• Task goal:
The response must be made up of the lines in the entries below that contain "image".

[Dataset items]
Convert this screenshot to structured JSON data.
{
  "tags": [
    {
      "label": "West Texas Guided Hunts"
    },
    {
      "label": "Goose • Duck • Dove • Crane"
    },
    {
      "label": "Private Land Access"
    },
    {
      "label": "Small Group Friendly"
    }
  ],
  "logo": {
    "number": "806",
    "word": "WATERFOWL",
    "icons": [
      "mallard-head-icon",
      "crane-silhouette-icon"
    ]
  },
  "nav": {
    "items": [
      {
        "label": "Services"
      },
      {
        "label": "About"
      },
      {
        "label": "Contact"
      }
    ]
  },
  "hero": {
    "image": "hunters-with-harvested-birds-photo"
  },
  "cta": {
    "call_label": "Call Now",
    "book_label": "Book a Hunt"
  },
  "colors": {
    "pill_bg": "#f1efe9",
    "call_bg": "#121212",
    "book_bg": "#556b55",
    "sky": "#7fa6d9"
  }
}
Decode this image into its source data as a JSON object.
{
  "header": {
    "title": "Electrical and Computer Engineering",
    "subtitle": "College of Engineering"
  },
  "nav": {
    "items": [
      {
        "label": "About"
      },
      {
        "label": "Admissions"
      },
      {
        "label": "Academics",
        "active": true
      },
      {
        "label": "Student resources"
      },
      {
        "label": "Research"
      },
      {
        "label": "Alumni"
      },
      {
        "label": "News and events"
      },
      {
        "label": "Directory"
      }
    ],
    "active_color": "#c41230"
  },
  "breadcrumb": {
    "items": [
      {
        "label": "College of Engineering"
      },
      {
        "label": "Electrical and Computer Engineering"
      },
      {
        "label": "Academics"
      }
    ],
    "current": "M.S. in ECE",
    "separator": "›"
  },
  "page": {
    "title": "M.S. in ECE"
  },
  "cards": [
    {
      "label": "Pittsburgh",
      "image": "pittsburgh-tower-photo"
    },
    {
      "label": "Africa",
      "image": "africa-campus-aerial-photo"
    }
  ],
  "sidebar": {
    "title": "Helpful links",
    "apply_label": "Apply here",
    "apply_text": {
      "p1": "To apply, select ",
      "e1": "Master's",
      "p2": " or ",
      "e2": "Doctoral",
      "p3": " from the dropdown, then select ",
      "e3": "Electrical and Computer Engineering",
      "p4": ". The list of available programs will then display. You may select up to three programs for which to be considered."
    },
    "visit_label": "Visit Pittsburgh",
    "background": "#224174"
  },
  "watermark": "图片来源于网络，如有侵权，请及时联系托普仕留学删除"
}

• Answer space:
    "image": "hunters-with-harvested-birds-photo"
Decode this image into its source data as a JSON object.
      "image": "pittsburgh-tower-photo"
      "image": "africa-campus-aerial-photo"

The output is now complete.